Extracted entries section start

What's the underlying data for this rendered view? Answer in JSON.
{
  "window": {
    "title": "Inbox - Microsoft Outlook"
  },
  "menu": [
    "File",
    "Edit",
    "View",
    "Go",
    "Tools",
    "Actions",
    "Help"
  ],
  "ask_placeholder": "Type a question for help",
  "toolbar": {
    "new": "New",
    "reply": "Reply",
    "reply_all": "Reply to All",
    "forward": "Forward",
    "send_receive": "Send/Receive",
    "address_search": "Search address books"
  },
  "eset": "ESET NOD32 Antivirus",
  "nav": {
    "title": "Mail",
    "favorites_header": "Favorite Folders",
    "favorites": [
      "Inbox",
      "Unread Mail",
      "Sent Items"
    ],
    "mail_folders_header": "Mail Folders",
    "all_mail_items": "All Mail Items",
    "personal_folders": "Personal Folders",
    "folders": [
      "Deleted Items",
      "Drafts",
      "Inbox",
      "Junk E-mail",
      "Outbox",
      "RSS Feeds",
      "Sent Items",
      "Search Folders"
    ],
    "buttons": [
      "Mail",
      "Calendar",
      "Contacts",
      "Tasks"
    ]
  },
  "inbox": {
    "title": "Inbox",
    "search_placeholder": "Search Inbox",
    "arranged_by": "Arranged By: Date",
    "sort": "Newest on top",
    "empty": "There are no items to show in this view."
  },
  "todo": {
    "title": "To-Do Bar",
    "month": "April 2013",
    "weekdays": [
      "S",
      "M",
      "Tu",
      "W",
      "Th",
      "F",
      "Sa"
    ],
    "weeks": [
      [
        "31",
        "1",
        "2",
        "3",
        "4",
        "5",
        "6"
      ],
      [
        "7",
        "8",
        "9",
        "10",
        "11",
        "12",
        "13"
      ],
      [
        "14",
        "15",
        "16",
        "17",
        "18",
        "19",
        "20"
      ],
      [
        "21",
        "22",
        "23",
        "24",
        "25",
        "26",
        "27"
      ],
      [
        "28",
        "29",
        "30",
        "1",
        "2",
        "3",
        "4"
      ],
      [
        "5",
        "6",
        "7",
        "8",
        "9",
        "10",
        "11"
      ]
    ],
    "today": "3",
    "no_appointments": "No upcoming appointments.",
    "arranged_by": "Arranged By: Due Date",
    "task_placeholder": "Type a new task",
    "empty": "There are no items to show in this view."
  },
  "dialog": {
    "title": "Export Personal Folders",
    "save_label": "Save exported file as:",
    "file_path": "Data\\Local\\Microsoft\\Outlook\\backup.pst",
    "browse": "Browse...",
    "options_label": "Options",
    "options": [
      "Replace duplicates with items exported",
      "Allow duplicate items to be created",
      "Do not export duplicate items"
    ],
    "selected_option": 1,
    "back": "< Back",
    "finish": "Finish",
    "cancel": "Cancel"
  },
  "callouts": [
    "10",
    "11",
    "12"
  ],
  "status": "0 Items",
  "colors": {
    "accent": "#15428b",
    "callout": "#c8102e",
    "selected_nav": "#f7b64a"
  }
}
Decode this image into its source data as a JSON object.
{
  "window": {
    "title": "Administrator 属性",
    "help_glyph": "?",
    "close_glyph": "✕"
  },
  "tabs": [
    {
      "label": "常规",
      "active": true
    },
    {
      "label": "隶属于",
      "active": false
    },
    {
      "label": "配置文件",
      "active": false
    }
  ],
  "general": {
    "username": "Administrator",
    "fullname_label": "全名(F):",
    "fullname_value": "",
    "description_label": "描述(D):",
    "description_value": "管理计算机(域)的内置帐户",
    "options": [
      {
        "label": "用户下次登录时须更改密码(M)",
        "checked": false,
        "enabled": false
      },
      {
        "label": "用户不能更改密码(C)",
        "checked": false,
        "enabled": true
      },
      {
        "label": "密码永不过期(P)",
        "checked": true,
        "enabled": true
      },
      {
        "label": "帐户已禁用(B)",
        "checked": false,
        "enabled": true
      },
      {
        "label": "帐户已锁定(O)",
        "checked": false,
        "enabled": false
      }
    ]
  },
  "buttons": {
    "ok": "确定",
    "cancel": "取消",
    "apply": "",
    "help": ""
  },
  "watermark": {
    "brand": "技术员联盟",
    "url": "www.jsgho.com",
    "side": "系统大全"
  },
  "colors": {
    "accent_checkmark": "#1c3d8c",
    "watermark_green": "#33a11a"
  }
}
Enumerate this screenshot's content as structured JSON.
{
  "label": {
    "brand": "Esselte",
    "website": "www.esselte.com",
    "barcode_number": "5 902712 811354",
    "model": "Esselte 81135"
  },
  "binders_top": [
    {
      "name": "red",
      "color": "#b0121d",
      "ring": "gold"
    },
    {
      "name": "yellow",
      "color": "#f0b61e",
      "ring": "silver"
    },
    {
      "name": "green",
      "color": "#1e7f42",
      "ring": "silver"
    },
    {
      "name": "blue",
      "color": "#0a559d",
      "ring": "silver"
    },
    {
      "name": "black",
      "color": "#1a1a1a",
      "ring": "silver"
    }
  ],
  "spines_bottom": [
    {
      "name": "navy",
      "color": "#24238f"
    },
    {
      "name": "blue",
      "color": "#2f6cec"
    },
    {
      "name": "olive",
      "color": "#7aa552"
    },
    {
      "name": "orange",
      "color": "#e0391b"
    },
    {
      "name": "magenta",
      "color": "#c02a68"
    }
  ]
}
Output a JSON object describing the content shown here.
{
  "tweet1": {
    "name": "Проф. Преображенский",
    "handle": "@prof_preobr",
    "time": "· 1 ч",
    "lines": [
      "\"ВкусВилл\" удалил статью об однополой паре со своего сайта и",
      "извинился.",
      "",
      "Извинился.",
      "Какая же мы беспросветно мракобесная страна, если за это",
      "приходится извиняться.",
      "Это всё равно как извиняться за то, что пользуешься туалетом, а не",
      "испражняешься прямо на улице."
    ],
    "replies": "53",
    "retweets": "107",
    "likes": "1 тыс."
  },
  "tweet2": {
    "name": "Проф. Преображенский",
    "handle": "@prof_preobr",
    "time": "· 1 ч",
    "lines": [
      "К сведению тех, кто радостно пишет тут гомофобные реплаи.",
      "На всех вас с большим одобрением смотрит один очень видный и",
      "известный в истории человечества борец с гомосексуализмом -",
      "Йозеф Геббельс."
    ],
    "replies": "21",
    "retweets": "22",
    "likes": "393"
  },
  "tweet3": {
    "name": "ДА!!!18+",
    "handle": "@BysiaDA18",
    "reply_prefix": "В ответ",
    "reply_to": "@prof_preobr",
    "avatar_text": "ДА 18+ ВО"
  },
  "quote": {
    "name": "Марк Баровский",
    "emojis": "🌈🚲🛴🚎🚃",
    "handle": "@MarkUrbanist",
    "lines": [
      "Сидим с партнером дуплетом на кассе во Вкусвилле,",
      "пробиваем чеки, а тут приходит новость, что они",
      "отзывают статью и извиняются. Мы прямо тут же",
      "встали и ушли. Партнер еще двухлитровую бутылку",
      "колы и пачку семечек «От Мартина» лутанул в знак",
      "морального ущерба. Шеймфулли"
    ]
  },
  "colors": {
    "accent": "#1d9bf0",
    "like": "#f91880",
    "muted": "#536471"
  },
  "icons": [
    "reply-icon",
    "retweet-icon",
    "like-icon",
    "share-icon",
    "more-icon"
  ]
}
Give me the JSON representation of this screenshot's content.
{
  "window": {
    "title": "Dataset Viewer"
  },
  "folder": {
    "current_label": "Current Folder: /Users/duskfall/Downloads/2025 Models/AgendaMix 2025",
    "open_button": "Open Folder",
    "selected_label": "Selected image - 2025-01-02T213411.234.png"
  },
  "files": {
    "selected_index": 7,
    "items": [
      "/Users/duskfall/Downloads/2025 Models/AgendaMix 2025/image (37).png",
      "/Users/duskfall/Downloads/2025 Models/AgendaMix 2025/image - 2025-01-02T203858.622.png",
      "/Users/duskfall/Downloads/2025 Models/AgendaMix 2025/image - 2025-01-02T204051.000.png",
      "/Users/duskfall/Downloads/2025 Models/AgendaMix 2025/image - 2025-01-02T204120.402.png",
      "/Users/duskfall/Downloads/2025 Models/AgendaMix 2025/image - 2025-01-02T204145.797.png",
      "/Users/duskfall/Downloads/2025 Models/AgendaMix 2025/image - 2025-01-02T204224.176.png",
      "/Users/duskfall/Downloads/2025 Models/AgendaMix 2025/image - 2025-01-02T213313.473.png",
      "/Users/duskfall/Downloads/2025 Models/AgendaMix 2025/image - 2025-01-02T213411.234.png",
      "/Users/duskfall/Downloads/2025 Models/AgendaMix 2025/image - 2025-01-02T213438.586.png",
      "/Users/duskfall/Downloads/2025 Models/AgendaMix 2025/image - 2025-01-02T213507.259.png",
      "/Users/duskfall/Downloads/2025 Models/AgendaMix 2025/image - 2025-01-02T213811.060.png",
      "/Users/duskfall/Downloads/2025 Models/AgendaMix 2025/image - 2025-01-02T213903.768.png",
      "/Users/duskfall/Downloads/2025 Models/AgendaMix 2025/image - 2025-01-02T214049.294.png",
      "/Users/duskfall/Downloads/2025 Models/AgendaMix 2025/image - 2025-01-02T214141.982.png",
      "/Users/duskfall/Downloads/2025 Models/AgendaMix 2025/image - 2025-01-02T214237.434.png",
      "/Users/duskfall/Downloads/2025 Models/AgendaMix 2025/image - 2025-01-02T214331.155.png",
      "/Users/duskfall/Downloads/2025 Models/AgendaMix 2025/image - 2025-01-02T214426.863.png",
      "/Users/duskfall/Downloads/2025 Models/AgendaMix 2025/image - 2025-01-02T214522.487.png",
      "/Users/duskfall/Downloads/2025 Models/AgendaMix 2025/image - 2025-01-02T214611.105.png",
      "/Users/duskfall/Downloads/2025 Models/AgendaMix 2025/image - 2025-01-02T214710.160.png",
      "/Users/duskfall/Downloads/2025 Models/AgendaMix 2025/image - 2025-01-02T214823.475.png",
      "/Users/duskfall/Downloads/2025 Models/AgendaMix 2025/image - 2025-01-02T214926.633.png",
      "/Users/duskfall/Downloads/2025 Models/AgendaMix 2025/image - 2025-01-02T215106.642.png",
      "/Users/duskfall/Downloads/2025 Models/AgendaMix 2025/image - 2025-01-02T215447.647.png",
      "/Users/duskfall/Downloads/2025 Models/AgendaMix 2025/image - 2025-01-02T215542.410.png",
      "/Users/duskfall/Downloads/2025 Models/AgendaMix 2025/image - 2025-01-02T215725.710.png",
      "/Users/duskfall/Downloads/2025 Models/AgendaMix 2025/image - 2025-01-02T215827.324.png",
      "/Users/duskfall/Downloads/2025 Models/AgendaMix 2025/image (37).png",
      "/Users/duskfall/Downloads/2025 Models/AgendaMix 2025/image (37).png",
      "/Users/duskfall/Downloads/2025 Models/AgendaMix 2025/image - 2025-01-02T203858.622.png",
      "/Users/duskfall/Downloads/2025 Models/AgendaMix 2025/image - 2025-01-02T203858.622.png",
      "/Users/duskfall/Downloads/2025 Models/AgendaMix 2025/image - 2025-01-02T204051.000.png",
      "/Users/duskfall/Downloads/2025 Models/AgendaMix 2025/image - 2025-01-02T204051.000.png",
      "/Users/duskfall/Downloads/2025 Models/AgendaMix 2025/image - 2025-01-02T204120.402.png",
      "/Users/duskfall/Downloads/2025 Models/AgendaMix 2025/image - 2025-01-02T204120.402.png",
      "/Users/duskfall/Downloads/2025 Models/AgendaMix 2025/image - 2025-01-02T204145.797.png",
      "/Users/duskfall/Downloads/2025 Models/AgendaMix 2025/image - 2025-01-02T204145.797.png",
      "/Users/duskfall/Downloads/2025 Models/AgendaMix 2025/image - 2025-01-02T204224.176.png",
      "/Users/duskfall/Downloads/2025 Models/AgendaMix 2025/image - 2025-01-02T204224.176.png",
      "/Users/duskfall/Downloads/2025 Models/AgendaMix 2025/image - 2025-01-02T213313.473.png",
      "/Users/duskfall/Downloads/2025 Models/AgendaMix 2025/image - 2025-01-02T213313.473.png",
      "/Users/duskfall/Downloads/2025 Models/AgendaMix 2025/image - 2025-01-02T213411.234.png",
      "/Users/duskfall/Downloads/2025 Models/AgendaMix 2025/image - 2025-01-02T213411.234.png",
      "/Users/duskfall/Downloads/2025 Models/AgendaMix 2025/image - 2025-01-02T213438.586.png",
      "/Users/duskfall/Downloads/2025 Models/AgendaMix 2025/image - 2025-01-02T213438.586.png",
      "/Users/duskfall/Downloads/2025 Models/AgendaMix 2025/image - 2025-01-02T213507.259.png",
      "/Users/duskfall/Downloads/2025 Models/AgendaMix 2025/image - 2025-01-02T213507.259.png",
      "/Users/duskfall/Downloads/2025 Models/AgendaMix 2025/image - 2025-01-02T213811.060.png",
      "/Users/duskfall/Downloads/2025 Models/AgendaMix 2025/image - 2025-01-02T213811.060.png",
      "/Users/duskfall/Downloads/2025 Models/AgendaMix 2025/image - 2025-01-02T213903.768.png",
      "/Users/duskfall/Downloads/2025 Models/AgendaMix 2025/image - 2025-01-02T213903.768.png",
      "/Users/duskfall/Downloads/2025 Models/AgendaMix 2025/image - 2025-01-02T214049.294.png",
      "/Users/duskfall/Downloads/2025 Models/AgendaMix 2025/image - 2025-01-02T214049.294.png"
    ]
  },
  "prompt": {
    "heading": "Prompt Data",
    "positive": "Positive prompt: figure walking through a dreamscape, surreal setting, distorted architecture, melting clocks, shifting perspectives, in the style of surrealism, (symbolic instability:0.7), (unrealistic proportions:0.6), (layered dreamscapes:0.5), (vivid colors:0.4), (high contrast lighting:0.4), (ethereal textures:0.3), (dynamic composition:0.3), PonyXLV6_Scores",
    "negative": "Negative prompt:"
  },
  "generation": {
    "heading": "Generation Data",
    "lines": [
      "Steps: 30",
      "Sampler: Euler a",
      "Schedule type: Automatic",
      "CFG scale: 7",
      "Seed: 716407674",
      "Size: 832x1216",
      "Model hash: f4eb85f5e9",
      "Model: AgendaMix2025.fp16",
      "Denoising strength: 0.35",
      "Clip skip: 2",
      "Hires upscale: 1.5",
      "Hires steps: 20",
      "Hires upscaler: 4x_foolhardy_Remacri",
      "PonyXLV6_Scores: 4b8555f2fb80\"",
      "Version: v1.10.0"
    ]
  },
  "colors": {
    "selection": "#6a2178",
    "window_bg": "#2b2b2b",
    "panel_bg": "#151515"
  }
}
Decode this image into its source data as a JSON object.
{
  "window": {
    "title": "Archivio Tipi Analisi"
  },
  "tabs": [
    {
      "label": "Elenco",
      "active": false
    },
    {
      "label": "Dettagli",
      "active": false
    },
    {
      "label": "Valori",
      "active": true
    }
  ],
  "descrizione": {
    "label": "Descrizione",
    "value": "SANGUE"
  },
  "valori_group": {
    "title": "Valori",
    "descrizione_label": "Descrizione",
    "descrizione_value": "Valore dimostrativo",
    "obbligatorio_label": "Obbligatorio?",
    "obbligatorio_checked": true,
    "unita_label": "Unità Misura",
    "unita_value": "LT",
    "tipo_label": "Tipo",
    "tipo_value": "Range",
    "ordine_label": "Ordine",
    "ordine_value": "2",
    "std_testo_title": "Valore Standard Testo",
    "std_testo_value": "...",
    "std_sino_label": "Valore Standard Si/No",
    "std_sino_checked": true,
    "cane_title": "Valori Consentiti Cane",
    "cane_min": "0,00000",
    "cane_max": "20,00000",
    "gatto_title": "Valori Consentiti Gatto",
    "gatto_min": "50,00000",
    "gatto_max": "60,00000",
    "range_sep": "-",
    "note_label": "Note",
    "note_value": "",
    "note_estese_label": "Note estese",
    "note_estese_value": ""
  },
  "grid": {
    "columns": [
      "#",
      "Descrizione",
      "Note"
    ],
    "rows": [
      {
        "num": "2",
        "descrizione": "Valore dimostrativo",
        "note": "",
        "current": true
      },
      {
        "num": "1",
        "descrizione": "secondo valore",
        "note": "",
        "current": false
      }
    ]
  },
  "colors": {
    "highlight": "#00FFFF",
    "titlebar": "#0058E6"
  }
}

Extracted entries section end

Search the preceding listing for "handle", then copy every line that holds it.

    "handle": "@prof_preobr",
    "handle": "@prof_preobr",
    "handle": "@BysiaDA18",
    "handle": "@MarkUrbanist",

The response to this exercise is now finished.